Steaming Rig

The success of building a lighting valence in the configuration of a clerestory roof seems to be hinging on a big “if”. The roof curves from the front to the sides. And building this will require bending wood! The success of the valance hinges on if I can bend wood. Bend wood! Geez, that like goes against nature, bending wood.

I looked around the net and found some cool how-to videos on bending wood using steam. They're amazing. Oh I gotta bend wood. How cool would that be!

Roaming around a home improvement warehouse, I was able to MacGyver together an inexpensive steaming rig. I found some 3” flexible tubing that has a wide enough diameter to accept the 2” lumber that I'm going to need to bend.

Somehow, I need to attach that tubing to a big 'ol kettle that I will be using to boil water with on my stove. What I found was a roof jack. Roof jacks are used for rooftop vents. They have a flat base with a pipe coming off it. Because they are made for the pitched roof of a house, the pipe comes off the base at an angle. So when I lay the base over the kettle the pipe will angle away from the stove. That pipe has a 3”diameter, same as the tubing!

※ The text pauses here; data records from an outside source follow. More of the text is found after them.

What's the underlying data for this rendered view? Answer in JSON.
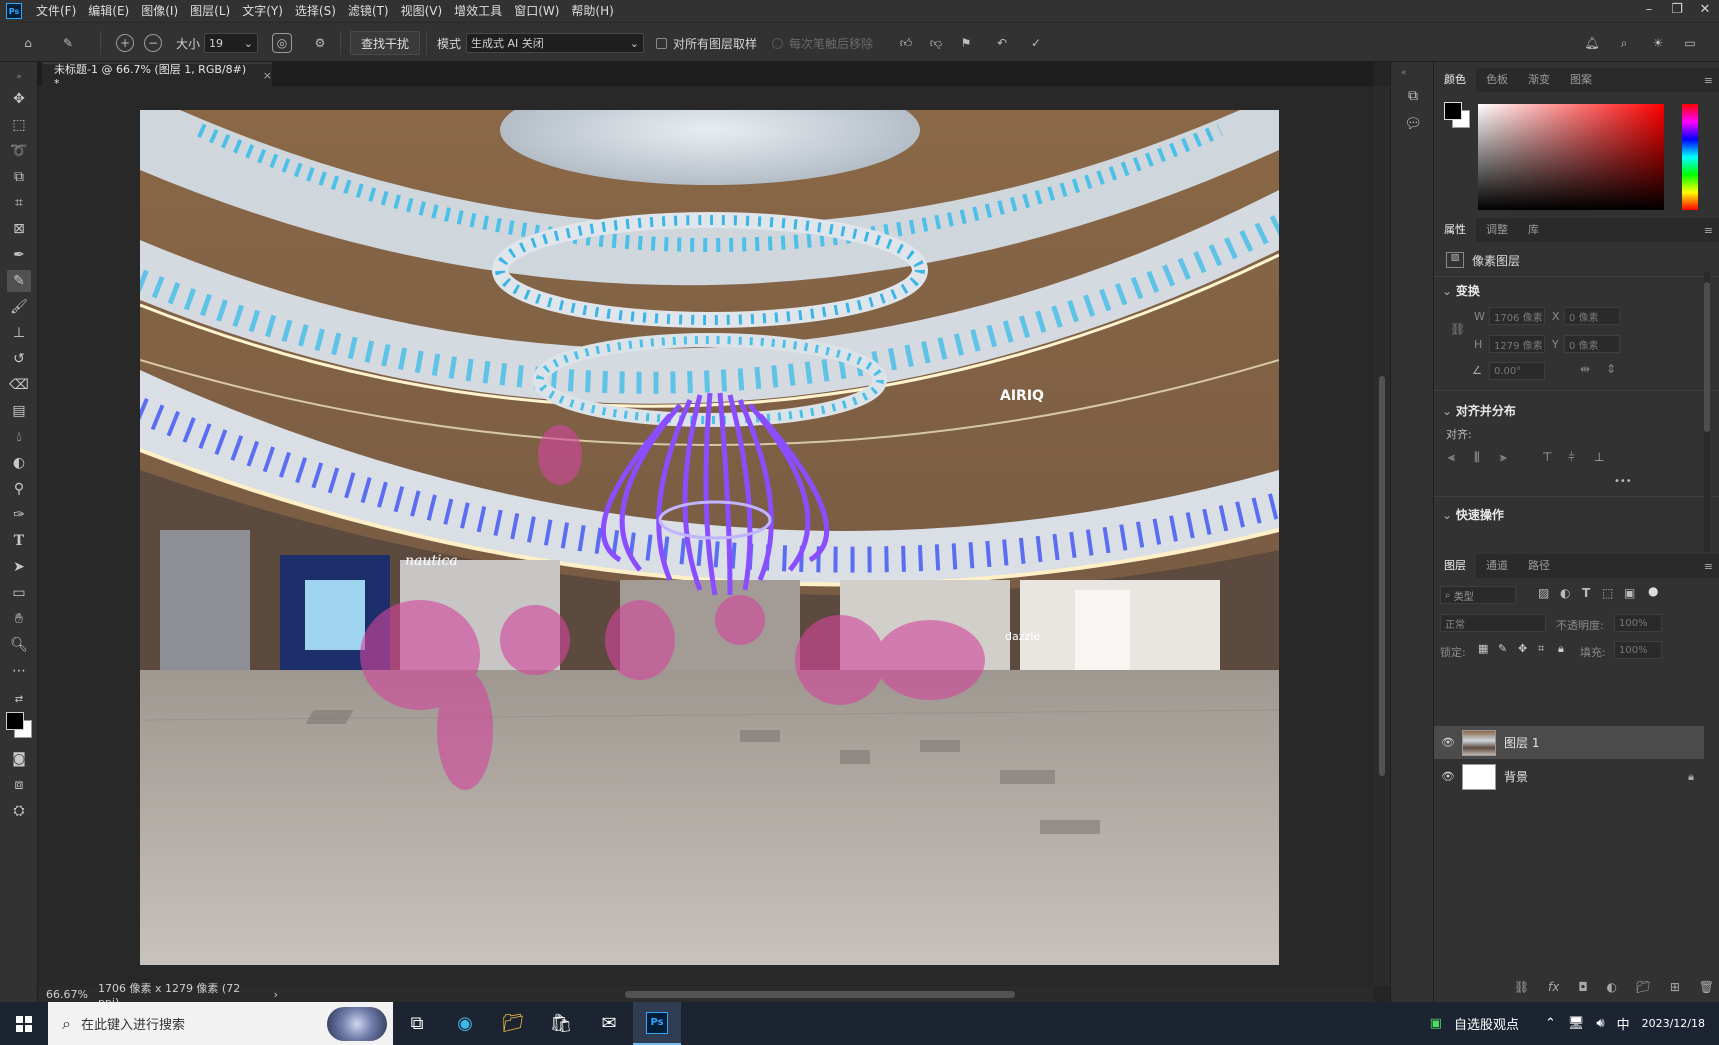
{
  "menu": {
    "items": [
      "文件(F)",
      "编辑(E)",
      "图像(I)",
      "图层(L)",
      "文字(Y)",
      "选择(S)",
      "滤镜(T)",
      "视图(V)",
      "增效工具",
      "窗口(W)",
      "帮助(H)"
    ],
    "logo_text": "Ps"
  },
  "options": {
    "size_label": "大小",
    "size_value": "19",
    "find_button": "查找干扰",
    "mode_label": "模式",
    "mode_value": "生成式 AI 关闭",
    "sample_all": "对所有图层取样",
    "remove_after": "每次笔触后移除"
  },
  "document": {
    "tab_title": "未标题-1 @ 66.7% (图层 1, RGB/8#) *",
    "close": "×"
  },
  "status": {
    "zoom": "66.67%",
    "info": "1706 像素 x 1279 像素 (72 ppi)",
    "arrow": "›"
  },
  "panels": {
    "color_tabs": [
      "颜色",
      "色板",
      "渐变",
      "图案"
    ],
    "props_tabs": [
      "属性",
      "调整",
      "库"
    ],
    "props_type": "像素图层",
    "transform_header": "变换",
    "w_label": "W",
    "w_value": "1706 像素",
    "h_label": "H",
    "h_value": "1279 像素",
    "x_label": "X",
    "x_value": "0 像素",
    "y_label": "Y",
    "y_value": "0 像素",
    "angle_value": "0.00°",
    "align_header": "对齐并分布",
    "align_label": "对齐:",
    "more": "•••",
    "quick_header": "快速操作",
    "layers_tabs": [
      "图层",
      "通道",
      "路径"
    ],
    "filter_placeholder": "类型",
    "blend_mode": "正常",
    "opacity_label": "不透明度:",
    "opacity_value": "100%",
    "lock_label": "锁定:",
    "fill_label": "填充:",
    "fill_value": "100%",
    "layers": [
      {
        "name": "图层 1",
        "selected": true
      },
      {
        "name": "背景",
        "selected": false
      }
    ]
  },
  "taskbar": {
    "search_placeholder": "在此键入进行搜索",
    "tray_app": "自选股观点",
    "ime": "中",
    "time": "2023/12/18"
  },
  "photo": {
    "sign_nautica": "nautica",
    "sign_airiq": "AIRIQ",
    "sign_dazzle": "dazzle"
  }
}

The tubing section had all sorts of attachments for these tubes, one of them being an insert to attach these tubes together. It fits perfectly in the roof jack pipe and the tubing, connecting them together.

Then I duct taped the heck out of the whole thing the keep it together and help keep the steam from leaking out.

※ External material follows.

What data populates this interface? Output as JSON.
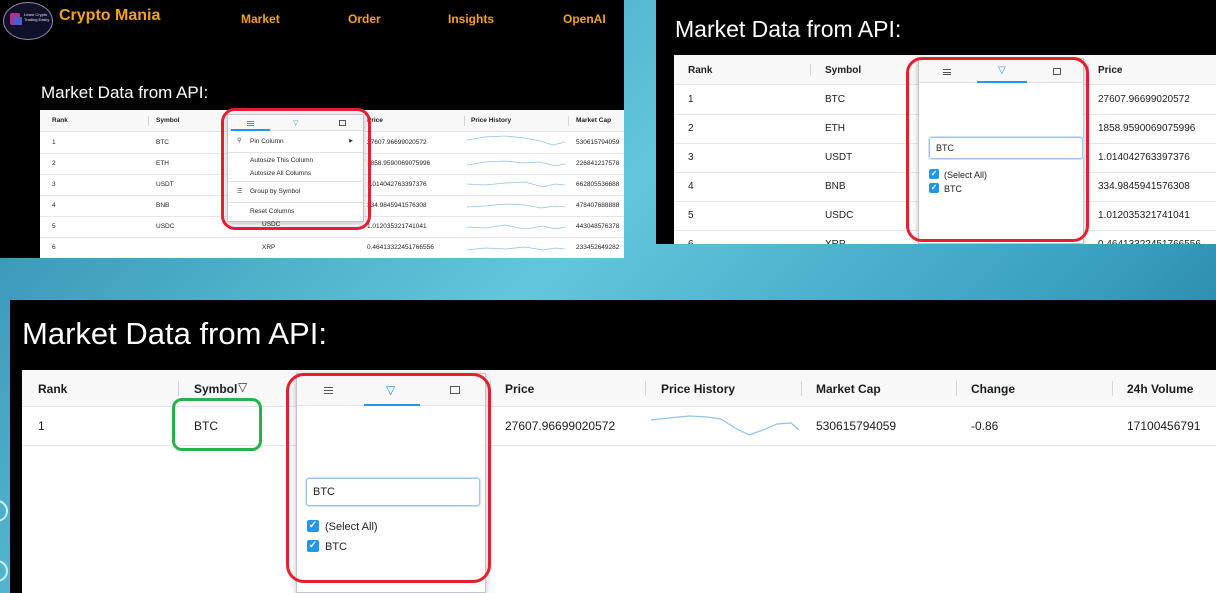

Here you can see the kettle on the stove with the roof jack covering it. The black flexible tubing is attached to the roof jack with duct tape.

From the stove the tubing lays on a plank supported with a ladder.

Ah, look at it steam!

I went back to the store and got this cap that has a couple of holes drilled in it to try to keep more steam in the tube

In this shot you can see the 1/4” x 2” lumber inside getting steamed. The rule of thumb is about 20 minutes steaming per 1” thickness, but I ended up steaming them for a lot longer.

Next comes time to actually bend the wood, keep your fingers crossed! Yessir! Keep your fingers crossed!

Sunday, November 04, 2007

Display case frame

Oh what I wouldn’t give for a good basement! But, alas, basements are next to nonexistent in California. So, my layout currently resides in our dining room at the moment. And in an effort to keep our home looking nice, enclosing the layout in an attractive display case would be a good thing. A very good thing I think, how many homes have you ever walked into that instead of having a nice cityscape painting hanging on the wall, had an actual three dimensional miniature city with its lights twinkling away into the night? Personally, I think that would be way cool. The frame is now built. I used 1 ½” x ¾” and 2 ½ x ¾” to construct the four corner posts. A 2 ½” x ¾” connect two of the posts at the top to create a side assembly. And another matching side assembly is built in the same manner for the opposite side. These two sides are connected together with two more 2 ½” x ¾” using lag bolts and wing nuts to allow the unit to be broken down for transport.

Next comes building the clearstory roof which will require something I have never done before; bending wood around the corners. Yessir! Bending wood!